■ What is needed: Lines with the word "share" are the ones wanted. Copy each of them from the entries below.

Source data:
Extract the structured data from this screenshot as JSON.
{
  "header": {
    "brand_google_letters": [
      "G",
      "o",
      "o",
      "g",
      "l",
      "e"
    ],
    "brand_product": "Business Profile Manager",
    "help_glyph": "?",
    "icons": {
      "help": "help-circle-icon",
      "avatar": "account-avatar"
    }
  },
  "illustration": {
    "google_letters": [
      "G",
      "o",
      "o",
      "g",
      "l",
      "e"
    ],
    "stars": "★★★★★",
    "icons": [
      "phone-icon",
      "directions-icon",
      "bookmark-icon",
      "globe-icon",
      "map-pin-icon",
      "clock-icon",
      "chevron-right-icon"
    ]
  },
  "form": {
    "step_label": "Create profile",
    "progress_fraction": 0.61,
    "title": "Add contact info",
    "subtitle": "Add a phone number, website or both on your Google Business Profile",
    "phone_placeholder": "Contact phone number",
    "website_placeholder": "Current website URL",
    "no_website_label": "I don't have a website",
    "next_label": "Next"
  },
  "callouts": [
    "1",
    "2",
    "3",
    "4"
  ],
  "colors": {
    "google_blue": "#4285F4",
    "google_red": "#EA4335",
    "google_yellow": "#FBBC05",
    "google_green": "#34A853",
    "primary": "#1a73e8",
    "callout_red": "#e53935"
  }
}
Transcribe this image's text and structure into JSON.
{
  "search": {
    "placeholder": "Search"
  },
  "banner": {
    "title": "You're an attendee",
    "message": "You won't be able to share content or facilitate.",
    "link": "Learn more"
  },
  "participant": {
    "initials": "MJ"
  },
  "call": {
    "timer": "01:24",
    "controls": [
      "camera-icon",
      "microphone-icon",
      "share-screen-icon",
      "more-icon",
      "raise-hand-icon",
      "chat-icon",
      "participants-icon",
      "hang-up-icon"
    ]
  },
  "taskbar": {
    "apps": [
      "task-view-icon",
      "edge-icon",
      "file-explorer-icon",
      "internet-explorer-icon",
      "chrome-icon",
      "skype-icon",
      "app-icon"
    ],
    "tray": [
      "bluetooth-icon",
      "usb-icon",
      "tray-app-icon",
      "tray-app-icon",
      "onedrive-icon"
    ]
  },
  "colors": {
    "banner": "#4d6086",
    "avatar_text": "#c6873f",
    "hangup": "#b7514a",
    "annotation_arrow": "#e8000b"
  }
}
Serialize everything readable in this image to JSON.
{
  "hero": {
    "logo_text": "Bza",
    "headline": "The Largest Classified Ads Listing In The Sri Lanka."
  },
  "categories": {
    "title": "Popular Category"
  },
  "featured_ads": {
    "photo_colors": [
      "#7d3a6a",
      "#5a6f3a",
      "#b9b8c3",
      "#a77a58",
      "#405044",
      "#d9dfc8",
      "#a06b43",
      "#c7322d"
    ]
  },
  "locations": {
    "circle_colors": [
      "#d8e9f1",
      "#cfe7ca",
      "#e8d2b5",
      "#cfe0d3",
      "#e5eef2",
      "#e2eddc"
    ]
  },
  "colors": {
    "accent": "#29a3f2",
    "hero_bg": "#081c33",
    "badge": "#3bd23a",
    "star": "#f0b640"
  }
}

■ Answer to this task:
    "message": "You won't be able to share content or facilitate.",
      "share-screen-icon",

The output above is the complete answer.